Book is using social media to drum up support for her effort.

DeSantis said last week he was considering whether state law-enforcement officials had an oversight role.

Palm Beach County Sheriff Ric Bradshaw has started an internal affairs and criminal investigations into the Epstein matter.

Epstein is facing sex-trafficking charges involving minors in Florida and New York. A federal judge in New York has denied a request for bail.

Epstein previously served 13 months of an 18-month sentence after he pleaded guilty in 2008 to two state prostitution charges in Florida, including procuring a minor for sex.

The plea required him to register as a sex offender. While in custody, Epstein was housed in a private wing of the Palm Beach County stockade, according to the Miami Herald, which has done extensive reporting on Epstein.

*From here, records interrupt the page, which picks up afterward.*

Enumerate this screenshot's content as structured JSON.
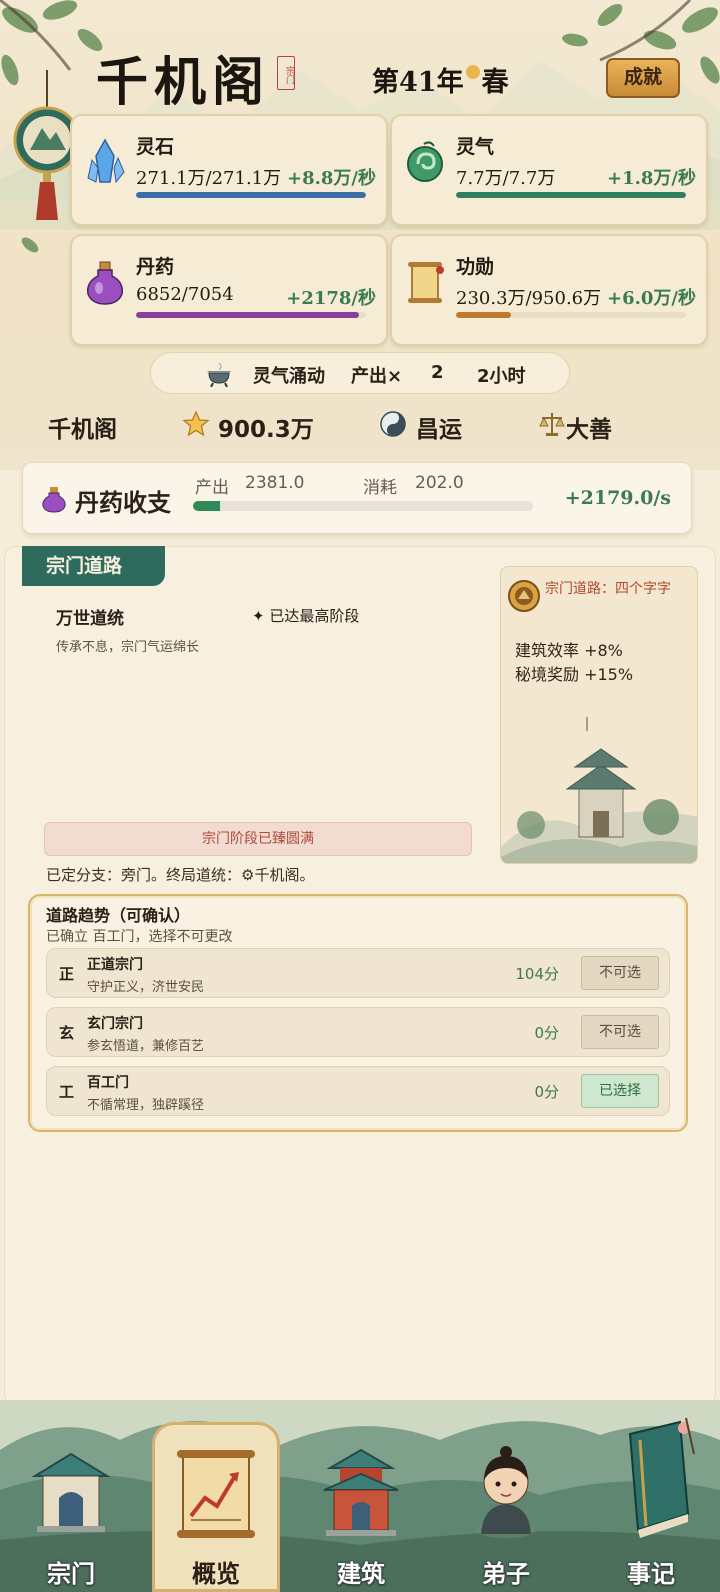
{
  "header": {
    "sect_name": "千机阁",
    "seal": "宗门",
    "year_prefix": "第41年",
    "season": "春",
    "achievements_label": "成就"
  },
  "resources": [
    {
      "name": "灵石",
      "value": "271.1万/271.1万",
      "rate": "+8.8万/秒",
      "fill": 1.0,
      "color": "#3a6ea8",
      "icon": "crystal-icon"
    },
    {
      "name": "灵气",
      "value": "7.7万/7.7万",
      "rate": "+1.8万/秒",
      "fill": 1.0,
      "color": "#2f7f5f",
      "icon": "jade-swirl-icon"
    },
    {
      "name": "丹药",
      "value": "6852/7054",
      "rate": "+2178/秒",
      "fill": 0.97,
      "color": "#8a3f9a",
      "icon": "potion-flask-icon"
    },
    {
      "name": "功勋",
      "value": "230.3万/950.6万",
      "rate": "+6.0万/秒",
      "fill": 0.24,
      "color": "#c07a2e",
      "icon": "scroll-icon"
    }
  ],
  "event": {
    "name": "灵气涌动",
    "output_label": "产出×",
    "multiplier": "2",
    "duration": "2小时"
  },
  "sect_info": {
    "name": "千机阁",
    "prestige": "900.3万",
    "fortune": "昌运",
    "morality": "大善"
  },
  "pill_balance": {
    "title": "丹药收支",
    "output_label": "产出",
    "output_value": "2381.0",
    "consume_label": "消耗",
    "consume_value": "202.0",
    "net_rate": "+2179.0/s",
    "consume_fraction": 0.05
  },
  "sect_path": {
    "tab_label": "宗门道路",
    "stage_name": "万世道统",
    "stage_badge": "已达最高阶段",
    "stage_desc": "传承不息，宗门气运绵长",
    "complete_text": "宗门阶段已臻圆满",
    "branch_text": "已定分支：旁门。终局道统：⚙千机阁。",
    "side_card": {
      "header": "宗门道路：四个字字",
      "bonus1": "建筑效率 +8%",
      "bonus2": "秘境奖励 +15%"
    }
  },
  "trend": {
    "title": "道路趋势（可确认）",
    "subtitle": "已确立 百工门，选择不可更改",
    "options": [
      {
        "glyph": "正",
        "name": "正道宗门",
        "desc": "守护正义，济世安民",
        "score": "104分",
        "button": "不可选"
      },
      {
        "glyph": "玄",
        "name": "玄门宗门",
        "desc": "参玄悟道，兼修百艺",
        "score": "0分",
        "button": "不可选"
      },
      {
        "glyph": "工",
        "name": "百工门",
        "desc": "不循常理，独辟蹊径",
        "score": "0分",
        "button": "已选择"
      }
    ]
  },
  "nav": [
    {
      "label": "宗门",
      "icon": "sect-gate-icon"
    },
    {
      "label": "概览",
      "icon": "overview-scroll-icon",
      "active": true
    },
    {
      "label": "建筑",
      "icon": "pavilion-icon"
    },
    {
      "label": "弟子",
      "icon": "disciple-portrait-icon"
    },
    {
      "label": "事记",
      "icon": "journal-book-icon"
    }
  ]
}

After more than three months in custody, Epstein was provided work release for up to 12 hours a day, six days a week, the Herald reported.

“I know they are investigating it down in Palm Beach, but clearly when you look at how that happened, even if, like, 10 percent of the things about him are true, then that whole (plea) agreement was suspect and woefully below what he should have faced,” DeSantis said Thursday. “I’ll look at it and see, can the state can exercise some good oversight there.”

By Jim Turner and Dara Kam.